Councils unite for week-long clampdown
COUNCILS on Merseyside are taking
a no-nonsense approach to dog fouling with their latest campaign to
rid the area of the problem for good.
Starting this week, eye-catching posters produced by Keep Britain
Tidy will be seen around the region, with the strapline There is no
such thing as the dog poo fairy...
Councils in Merseyside want to remind dog owners that it is their
responsibility to pick up after their pets.
Wardens across Wirral, Knowsley, Liverpool, Sefton and St.Helens
will be out in force issuing free dog bags to owners without them as
well as up to £75.00 on-the-spot fines to those seen leaving dog
mess on the ground.
The campaign is a result of ongoing work between the councils and
The Regenda Group, Vicinity and Arena Housing Group, known
collectively as the Merseyside Cleaner Greener Partnership (MCSGP).
For several years the partnership has campaigned to bring about
positive change, that will rid neighbourhoods of litter, graffiti,
fly-tipping and now dog fouling.
The push is connected to Keep Britain Tidys national dog fouling
campaign that ran last month and highlighted the case of Aimee
Langdon who lost 75% sight in one eye after falling onto dog mess in
her local park.
More than 90 councils supported that campaign, including Liverpool
and Wirral and now it is being spread out to the rest of the region
with the message that bagged dog mess can be placed in any bin.
Phil Barton from Keep Britain Tidy said:- "Removing dog
fouling from our streets is costly and time consuming for councils,
by taking a united approach, authorities in Merseyside are showing
that they are serious about ending this problem for good."
Light Show for Chinese Arch
A new £25,000 feature lighting
scheme, which will dramatically improve the way the Arch is
illuminated, will be switched on this week.
The new lighting scheme provides a colour wash over the Arch and
colour change on the front face. Additional lights will highlight
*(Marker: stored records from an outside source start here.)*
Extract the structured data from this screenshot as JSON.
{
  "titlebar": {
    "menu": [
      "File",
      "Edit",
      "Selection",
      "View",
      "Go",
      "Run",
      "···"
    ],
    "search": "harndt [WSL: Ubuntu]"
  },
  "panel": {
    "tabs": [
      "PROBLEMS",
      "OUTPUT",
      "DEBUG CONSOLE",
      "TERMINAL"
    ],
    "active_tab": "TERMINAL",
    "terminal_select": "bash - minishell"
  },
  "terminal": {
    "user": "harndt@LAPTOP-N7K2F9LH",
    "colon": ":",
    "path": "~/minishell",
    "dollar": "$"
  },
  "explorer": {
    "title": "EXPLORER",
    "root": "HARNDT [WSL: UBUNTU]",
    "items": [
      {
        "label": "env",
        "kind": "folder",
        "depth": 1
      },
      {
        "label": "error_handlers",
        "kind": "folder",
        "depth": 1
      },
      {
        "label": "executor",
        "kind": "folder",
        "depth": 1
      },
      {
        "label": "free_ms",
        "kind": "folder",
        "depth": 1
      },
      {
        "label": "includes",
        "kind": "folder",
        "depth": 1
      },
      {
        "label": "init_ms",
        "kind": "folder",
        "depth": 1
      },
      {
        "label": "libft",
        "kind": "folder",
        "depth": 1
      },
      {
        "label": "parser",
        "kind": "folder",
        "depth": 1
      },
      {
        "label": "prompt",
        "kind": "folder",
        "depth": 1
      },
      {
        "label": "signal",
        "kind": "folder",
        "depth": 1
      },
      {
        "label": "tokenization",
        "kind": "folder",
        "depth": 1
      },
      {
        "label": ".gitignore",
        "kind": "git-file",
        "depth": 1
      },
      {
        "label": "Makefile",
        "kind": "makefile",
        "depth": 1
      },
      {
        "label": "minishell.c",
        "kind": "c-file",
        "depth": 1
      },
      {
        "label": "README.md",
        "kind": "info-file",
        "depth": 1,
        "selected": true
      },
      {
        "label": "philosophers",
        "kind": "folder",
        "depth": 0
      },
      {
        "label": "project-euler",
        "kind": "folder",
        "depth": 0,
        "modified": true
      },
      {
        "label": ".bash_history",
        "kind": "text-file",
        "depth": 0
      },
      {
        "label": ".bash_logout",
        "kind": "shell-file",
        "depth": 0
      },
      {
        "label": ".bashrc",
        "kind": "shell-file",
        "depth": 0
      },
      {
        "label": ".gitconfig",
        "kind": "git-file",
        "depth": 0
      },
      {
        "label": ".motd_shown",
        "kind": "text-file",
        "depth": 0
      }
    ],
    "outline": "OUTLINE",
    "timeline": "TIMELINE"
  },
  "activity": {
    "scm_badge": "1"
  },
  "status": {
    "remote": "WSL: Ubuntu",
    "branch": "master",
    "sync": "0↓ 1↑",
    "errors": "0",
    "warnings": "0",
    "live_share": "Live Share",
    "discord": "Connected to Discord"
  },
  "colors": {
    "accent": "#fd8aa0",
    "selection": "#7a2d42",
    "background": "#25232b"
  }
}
the dragons at the base of the Arch. The colour change sequence and
times have been agreed in consultation with the Chinese community
who have been very enthusiastic about the new-look for the Arch.
A new column with low energy light fixings has been put in as part
of the scheme.
Councillor Malcolm Kennedy, cabinet member for regeneration and
transport, said:- “This scheme for the Chinese Arch is part of
our feature lighting programme for significant buildings in the
city. It has given a new image to our city centre and provides an
extra dimension to our architecture. This new scheme will make the
Chinese Arch even more attractive and give a welcome boost to the
“The Chinese Arch has become one of the most striking images of
Liverpool since it was unveiled 10 years ago and the new lighting
scheme will make it even more attractive. However, the Chinese Arch
is not just about providing a landmark structure in the city. When
it opened it was said that it should be a catalyst for inward
investment and add to the confidence of the area. We now want to
build on our presence at the World Expo in Shanghai and develop
closer links between our city and China. We intend to rejuvenate
Chinatown as a key part of our drive to encourage greater links with
China and lead to more investment and the improvements to the Arch
are part of that process.” said Councillor Nick Small,
cabinet member for employment and skills.
Councillor Small, who is leading the city council’s efforts in
developing closer collaboration between Liverpool and China
following the World Expo, will switch on the new lighting scheme at
6pm on Thursday, 11 November 2010.
The Chinese Arch, in Nelson Street, opened in 2000. It is the
largest in Europe standing 13.5 metres high and has 200 hand carved